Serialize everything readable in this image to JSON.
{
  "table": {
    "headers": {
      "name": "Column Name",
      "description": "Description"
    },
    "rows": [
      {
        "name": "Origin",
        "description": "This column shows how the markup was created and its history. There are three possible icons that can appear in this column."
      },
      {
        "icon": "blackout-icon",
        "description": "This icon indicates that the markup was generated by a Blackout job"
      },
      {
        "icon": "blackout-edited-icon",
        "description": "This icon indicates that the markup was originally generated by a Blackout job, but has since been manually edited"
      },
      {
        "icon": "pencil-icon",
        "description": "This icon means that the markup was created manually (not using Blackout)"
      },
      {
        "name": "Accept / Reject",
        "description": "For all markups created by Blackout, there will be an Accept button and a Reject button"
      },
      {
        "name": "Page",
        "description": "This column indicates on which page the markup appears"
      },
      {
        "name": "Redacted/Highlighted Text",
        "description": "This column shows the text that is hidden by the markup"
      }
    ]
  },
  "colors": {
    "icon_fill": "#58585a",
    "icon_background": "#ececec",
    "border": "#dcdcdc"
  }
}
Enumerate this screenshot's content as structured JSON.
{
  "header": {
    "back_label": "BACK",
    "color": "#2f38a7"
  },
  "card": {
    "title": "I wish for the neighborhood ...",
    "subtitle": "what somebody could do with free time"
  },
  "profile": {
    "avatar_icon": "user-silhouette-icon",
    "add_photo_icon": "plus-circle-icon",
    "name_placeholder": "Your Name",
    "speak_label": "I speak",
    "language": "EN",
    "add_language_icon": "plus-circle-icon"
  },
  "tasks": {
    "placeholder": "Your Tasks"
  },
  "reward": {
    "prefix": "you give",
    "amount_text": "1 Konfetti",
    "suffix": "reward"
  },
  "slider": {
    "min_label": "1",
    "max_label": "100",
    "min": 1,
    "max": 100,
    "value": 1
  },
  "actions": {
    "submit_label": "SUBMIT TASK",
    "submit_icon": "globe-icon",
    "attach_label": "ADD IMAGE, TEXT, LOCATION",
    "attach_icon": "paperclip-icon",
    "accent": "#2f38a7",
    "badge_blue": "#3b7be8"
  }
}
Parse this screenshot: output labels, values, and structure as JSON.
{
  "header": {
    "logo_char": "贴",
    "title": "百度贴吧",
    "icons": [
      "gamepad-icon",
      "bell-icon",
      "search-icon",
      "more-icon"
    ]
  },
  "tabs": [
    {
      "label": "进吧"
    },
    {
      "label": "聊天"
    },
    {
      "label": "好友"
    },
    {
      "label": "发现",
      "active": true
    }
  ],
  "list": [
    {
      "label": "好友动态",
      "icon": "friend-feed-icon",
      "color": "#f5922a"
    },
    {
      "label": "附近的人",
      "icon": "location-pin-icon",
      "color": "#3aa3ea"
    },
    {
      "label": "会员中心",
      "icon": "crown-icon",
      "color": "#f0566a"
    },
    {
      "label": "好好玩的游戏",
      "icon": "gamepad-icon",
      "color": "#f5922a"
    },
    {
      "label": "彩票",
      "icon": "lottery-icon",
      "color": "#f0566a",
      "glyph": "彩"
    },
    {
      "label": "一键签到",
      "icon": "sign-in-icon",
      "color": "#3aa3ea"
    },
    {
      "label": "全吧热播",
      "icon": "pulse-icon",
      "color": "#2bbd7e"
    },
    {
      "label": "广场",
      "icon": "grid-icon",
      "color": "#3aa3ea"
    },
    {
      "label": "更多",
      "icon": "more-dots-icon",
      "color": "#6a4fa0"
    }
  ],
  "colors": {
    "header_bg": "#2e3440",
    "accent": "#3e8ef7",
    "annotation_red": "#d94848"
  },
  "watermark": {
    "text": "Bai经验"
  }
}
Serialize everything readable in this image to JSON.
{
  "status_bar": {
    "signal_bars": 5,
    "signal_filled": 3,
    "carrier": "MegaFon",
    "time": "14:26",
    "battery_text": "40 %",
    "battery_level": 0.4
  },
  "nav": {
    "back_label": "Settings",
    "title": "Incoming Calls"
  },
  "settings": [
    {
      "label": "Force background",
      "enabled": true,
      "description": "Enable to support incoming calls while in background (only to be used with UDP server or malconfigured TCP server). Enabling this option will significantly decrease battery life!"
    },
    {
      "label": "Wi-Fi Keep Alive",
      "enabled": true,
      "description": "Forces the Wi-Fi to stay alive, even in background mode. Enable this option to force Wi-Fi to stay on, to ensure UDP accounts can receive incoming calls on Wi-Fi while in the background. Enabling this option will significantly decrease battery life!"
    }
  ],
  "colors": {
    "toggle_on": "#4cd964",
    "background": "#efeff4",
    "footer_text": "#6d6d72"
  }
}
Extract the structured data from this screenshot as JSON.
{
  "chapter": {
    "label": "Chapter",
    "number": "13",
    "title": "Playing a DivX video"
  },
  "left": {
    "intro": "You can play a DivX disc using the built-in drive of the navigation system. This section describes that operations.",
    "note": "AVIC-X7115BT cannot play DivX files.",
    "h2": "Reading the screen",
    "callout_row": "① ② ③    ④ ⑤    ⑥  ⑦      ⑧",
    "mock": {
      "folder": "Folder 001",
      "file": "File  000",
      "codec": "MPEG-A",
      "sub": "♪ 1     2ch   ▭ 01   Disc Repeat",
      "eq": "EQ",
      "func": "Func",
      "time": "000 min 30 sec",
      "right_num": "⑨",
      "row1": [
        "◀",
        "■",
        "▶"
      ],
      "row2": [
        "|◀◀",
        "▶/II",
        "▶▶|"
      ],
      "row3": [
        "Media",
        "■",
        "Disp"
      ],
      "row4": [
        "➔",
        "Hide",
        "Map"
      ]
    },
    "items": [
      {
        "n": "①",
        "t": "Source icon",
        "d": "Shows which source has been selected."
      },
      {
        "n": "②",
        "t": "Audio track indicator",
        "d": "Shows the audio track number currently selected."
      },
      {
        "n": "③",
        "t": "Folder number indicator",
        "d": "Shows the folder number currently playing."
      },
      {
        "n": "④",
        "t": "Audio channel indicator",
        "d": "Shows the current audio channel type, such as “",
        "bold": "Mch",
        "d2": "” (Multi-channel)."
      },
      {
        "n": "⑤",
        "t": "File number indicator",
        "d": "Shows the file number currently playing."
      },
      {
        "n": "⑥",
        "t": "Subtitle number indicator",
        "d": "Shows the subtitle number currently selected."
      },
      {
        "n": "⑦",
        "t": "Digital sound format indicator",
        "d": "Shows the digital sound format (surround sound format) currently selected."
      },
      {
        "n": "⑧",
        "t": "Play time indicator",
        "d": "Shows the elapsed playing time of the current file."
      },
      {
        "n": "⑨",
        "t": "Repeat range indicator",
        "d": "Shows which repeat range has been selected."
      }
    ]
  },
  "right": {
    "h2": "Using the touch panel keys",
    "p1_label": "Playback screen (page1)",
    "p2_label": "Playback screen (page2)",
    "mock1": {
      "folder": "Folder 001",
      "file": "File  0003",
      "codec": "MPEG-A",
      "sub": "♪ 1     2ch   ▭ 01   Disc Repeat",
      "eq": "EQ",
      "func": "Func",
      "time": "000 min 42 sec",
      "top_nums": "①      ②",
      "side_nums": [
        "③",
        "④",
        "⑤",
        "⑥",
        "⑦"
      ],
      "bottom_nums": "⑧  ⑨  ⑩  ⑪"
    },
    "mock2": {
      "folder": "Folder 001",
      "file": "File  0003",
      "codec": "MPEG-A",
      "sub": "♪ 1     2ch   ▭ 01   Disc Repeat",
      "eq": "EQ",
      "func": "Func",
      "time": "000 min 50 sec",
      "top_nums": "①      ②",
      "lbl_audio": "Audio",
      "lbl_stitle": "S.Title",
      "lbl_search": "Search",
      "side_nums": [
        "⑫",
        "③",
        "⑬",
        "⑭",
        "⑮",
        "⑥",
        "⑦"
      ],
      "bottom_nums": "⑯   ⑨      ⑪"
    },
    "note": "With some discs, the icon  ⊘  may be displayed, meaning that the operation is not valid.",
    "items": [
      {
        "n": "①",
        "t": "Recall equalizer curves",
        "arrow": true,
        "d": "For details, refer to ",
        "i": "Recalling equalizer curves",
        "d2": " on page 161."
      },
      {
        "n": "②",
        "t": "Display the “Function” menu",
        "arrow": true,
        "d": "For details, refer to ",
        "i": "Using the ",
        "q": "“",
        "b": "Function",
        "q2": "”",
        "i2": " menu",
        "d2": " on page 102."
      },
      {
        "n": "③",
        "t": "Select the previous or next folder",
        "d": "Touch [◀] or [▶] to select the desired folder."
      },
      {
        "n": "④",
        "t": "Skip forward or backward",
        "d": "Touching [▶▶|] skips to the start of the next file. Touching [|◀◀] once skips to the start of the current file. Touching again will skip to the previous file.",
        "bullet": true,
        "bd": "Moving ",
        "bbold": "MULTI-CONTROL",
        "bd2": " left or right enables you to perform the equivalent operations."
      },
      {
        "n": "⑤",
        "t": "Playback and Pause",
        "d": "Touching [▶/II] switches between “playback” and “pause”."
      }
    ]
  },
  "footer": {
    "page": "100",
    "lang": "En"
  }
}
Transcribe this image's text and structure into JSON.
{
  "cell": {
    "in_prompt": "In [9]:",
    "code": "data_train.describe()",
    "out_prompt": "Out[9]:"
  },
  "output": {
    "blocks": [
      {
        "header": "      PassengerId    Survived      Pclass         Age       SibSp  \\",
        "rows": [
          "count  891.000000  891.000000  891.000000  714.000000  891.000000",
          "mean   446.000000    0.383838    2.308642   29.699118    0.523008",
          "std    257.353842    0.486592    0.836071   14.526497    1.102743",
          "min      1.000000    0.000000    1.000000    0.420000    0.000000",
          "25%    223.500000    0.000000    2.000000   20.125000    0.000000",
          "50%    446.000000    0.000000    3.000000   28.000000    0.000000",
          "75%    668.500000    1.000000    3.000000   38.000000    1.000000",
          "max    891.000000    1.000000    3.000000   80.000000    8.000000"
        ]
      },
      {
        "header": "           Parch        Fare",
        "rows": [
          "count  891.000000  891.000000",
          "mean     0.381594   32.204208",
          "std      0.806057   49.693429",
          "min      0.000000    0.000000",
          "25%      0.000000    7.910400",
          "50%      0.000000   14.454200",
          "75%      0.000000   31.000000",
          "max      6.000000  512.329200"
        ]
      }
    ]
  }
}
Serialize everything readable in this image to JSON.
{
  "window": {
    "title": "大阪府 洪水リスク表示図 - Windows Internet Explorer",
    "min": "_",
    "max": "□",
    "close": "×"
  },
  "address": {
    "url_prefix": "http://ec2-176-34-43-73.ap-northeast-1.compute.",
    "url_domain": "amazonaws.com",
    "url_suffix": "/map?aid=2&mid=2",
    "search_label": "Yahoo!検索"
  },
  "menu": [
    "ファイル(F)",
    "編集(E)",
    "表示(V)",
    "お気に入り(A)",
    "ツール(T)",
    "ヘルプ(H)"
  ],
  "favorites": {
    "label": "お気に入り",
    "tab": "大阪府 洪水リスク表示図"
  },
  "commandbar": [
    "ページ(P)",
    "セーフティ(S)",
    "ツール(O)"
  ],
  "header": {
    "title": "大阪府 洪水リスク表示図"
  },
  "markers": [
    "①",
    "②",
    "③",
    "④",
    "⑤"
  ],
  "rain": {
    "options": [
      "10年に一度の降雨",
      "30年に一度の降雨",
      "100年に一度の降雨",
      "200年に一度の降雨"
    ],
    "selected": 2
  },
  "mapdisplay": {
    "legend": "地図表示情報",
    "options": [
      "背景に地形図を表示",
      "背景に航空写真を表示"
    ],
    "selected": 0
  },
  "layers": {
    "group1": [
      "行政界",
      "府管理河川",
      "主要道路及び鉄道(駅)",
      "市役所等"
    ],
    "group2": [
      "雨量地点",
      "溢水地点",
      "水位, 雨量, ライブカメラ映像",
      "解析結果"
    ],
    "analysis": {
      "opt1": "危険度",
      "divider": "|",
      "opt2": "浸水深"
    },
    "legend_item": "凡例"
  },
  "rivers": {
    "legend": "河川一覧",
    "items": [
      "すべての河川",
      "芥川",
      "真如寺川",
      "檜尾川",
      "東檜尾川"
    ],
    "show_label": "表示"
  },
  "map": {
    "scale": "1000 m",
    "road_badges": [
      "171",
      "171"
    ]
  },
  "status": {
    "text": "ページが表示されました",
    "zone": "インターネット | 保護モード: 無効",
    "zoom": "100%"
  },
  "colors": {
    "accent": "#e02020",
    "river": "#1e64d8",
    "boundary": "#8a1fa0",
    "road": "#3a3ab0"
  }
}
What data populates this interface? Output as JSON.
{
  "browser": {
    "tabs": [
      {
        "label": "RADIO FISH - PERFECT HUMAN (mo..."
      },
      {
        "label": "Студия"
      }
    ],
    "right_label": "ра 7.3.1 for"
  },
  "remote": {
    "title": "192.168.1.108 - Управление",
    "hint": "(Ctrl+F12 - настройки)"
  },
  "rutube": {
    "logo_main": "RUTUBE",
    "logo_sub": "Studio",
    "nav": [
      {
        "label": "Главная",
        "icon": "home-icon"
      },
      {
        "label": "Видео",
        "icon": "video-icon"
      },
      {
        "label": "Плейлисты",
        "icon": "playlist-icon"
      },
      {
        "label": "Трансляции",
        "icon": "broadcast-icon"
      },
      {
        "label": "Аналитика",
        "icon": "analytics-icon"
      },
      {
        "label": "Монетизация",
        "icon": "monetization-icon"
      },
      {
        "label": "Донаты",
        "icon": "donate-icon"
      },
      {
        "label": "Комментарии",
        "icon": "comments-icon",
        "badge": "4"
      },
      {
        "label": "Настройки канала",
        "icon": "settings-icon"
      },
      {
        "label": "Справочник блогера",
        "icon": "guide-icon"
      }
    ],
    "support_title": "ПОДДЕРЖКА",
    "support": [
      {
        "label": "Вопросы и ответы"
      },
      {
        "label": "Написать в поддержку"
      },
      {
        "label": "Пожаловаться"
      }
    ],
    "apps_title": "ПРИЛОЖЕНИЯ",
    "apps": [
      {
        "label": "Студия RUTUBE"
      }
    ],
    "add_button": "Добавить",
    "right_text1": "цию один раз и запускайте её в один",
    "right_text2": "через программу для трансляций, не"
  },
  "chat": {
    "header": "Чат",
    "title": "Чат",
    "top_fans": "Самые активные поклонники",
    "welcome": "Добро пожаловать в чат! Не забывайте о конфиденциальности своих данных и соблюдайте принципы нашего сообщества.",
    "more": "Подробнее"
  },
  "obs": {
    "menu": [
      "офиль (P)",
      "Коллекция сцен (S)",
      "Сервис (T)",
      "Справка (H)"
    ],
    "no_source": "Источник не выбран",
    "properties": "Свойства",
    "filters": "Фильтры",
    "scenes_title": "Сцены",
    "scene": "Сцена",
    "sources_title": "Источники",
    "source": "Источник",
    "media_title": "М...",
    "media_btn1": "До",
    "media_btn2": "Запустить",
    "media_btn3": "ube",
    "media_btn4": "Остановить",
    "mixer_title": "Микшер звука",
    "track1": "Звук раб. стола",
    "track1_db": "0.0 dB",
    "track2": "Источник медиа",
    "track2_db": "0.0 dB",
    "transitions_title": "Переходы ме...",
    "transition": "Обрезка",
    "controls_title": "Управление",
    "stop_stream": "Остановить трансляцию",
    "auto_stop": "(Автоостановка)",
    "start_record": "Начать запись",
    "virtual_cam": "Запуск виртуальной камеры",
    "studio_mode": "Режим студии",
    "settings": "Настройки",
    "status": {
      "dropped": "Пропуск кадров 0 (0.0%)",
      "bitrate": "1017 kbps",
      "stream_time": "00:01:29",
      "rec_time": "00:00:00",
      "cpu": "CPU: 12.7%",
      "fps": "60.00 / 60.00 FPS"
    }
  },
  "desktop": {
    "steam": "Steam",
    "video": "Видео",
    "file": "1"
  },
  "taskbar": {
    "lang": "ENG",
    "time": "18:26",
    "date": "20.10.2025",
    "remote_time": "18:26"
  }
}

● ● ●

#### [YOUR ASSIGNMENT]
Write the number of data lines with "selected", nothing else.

#### [FINISHED TASK]
7